Around 1.5 million Pakistanis live in the UK and send more than $2 billion annually to Pakistan.

FASTFACT

Around 1.5 million Pakistanis live in the UK.

Muzzammil Mukhtar, a solicitor and director of London law firm Synthesis Chambers Solicitors, said UK laws permitted authorities to deport people who had either committed a crime or entered the country illegally, but there had to be a mutual treaty of readmission with a relevant country for those who entered legally on a visa but overstayed.

“UK authorities are required to confirm identification of overstayers and get their travel documents from relevant embassies and high commissions before sending them back to their home countries,” he told Arab News. “And this process cannot be initiated in the absence of a mutual treaty.”

Mukhtar said that Pakistanis, or citizens of any other country, residing in the UK could apply for asylum and other legal rights, including the right to have a private and family life under the EU Convention on Human Rights, and thus their “administrative removal from the UK is not an easy task.”

He added: “Pakistan should not sign any blank provisions of the readmission treaty with the UK and accept its citizens back home only after all their legal appeals and options in the courts stand exhausted.”


North Korea says it won’t give Trump a summit for free

Updated 20 min 35 sec ago

North Korea says it won’t give Trump a summit for free

  • Kim Kye Gwan says Washington must discard what North Korea sees as its “hostile” policies to keep the negotiations alive
SEOUL: North Korea has responded to a tweet by US President Donald Trump that hinted at another summit with North Korean leader Kim Jong Un, saying it has no interest in giving Trump further meetings to brag about unless it gets something substantial in return.

The statement on Monday by Foreign Ministry adviser Kim Kye Gwan is the latest call by North Korea for US concessions ahead of an end-of-year deadline set by Kim
Jong Un for the Trump administration to offer mutually acceptable terms for a deal to salvage nuclear diplomacy.

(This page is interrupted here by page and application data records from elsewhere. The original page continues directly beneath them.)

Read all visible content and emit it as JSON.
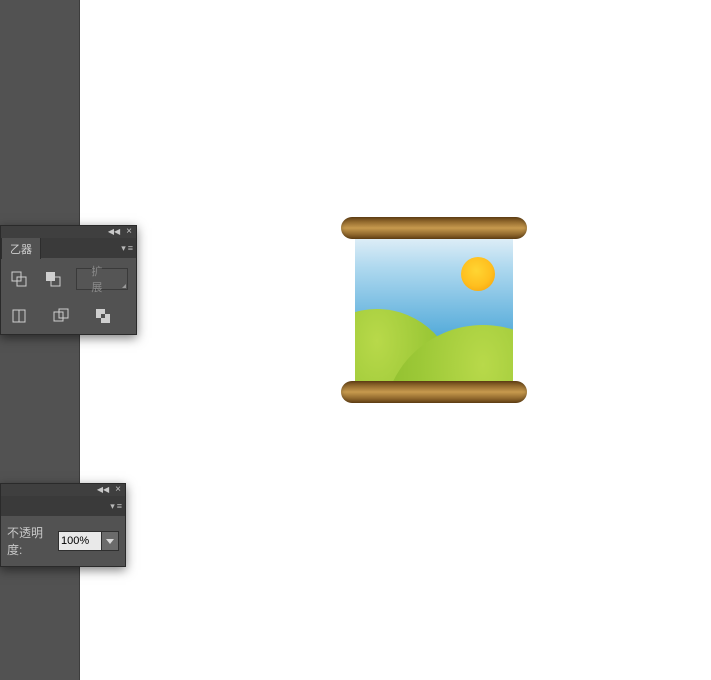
{
  "pathfinder_panel": {
    "tab_partial": "乙器",
    "expand_button": "扩展"
  },
  "transparency_panel": {
    "opacity_label": "不透明度:",
    "opacity_value": "100%"
  }
}
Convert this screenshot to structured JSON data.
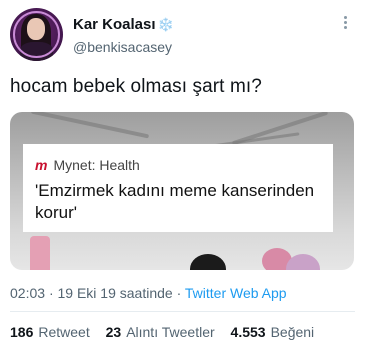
{
  "user": {
    "display_name": "Kar Koalası",
    "name_emoji": "❄️",
    "handle": "@benkisacasey"
  },
  "tweet": {
    "text": "hocam bebek olması şart mı?"
  },
  "media_card": {
    "source_logo": "m",
    "source": "Mynet: Health",
    "headline": "'Emzirmek kadını meme kanserinden korur'"
  },
  "meta": {
    "time": "02:03",
    "separator1": "·",
    "date": "19 Eki 19 saatinde",
    "separator2": "·",
    "client": "Twitter Web App"
  },
  "stats": {
    "retweets_count": "186",
    "retweets_label": "Retweet",
    "quotes_count": "23",
    "quotes_label": "Alıntı Tweetler",
    "likes_count": "4.553",
    "likes_label": "Beğeni"
  },
  "colors": {
    "link": "#1d9bf0",
    "secondary_text": "#536471",
    "mynet_red": "#c8102e"
  },
  "icons": {
    "more": "more-vertical-icon",
    "snowflake": "snowflake-icon"
  }
}
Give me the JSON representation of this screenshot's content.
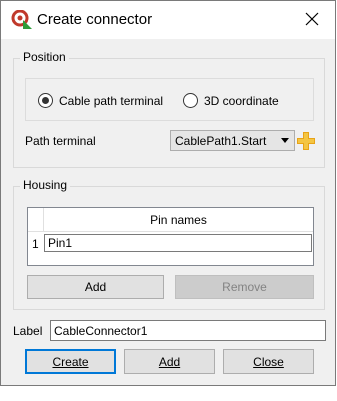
{
  "window": {
    "title": "Create connector"
  },
  "position_group": {
    "title": "Position",
    "radio_cable_path": "Cable path terminal",
    "radio_3d": "3D coordinate",
    "path_terminal_label": "Path terminal",
    "path_terminal_value": "CablePath1.Start"
  },
  "housing_group": {
    "title": "Housing",
    "table_header": "Pin names",
    "rows": [
      {
        "index": "1",
        "value": "Pin1"
      }
    ],
    "add_label": "Add",
    "remove_label": "Remove"
  },
  "label_field": {
    "label": "Label",
    "value": "CableConnector1"
  },
  "footer": {
    "create_label": "Create",
    "add_label": "Add",
    "close_label": "Close"
  },
  "colors": {
    "focus_border": "#0078d7",
    "accent_plus": "#e8a317"
  }
}
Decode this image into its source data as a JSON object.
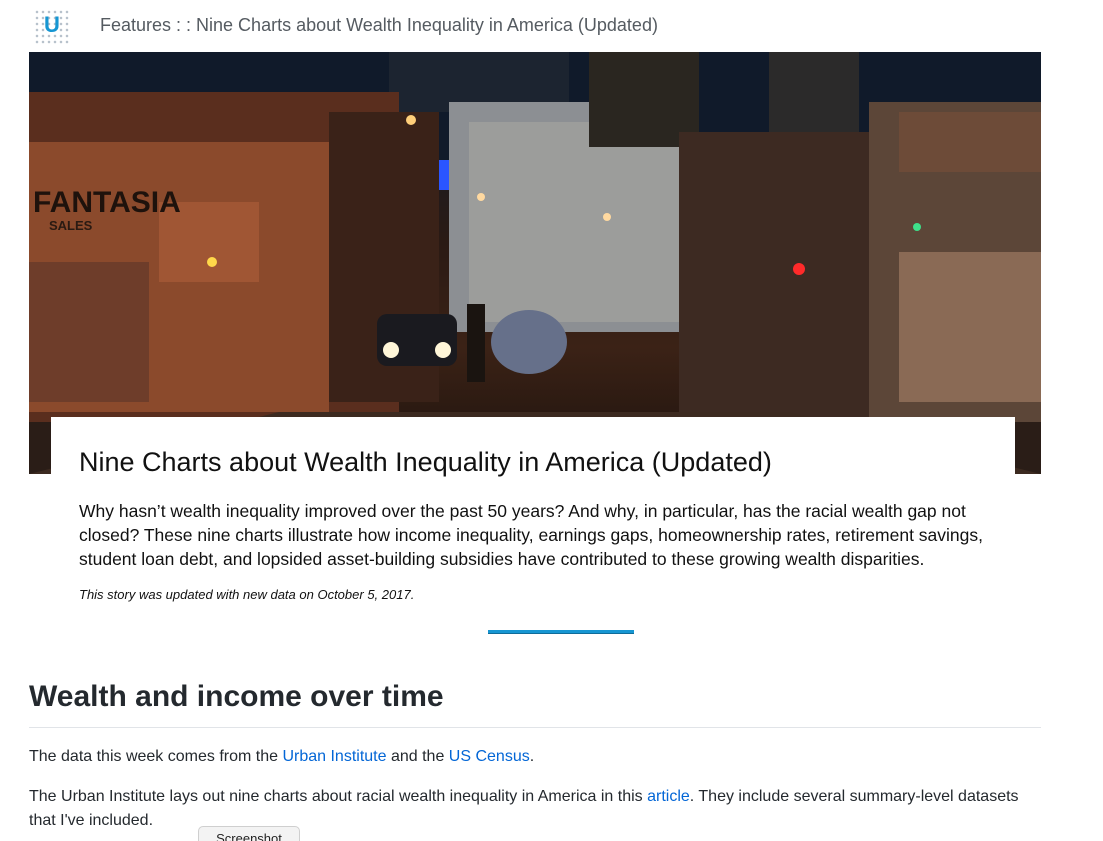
{
  "header": {
    "logo_letter": "U",
    "title": "Features : : Nine Charts about Wealth Inequality in America (Updated)"
  },
  "hero": {
    "sign_store": "FANTASIA",
    "sign_sales": "SALES"
  },
  "card": {
    "title": "Nine Charts about Wealth Inequality in America (Updated)",
    "body": "Why hasn’t wealth inequality improved over the past 50 years? And why, in particular, has the racial wealth gap not closed? These nine charts illustrate how income inequality, earnings gaps, homeownership rates, retirement savings, student loan debt, and lopsided asset-building subsidies have contributed to these growing wealth disparities.",
    "note": "This story was updated with new data on October 5, 2017."
  },
  "section": {
    "heading": "Wealth and income over time",
    "p1_before": "The data this week comes from the ",
    "p1_link1": "Urban Institute",
    "p1_mid": " and the ",
    "p1_link2": "US Census",
    "p1_after": ".",
    "p2_before": "The Urban Institute lays out nine charts about racial wealth inequality in America in this ",
    "p2_link": "article",
    "p2_after": ". They include several summary-level datasets that I've included."
  },
  "footer": {
    "button_label": "Screenshot"
  }
}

Kim Kye Gwan says Washington must discard what North Korea sees as its “hostile” policies to keep the negotiations alive.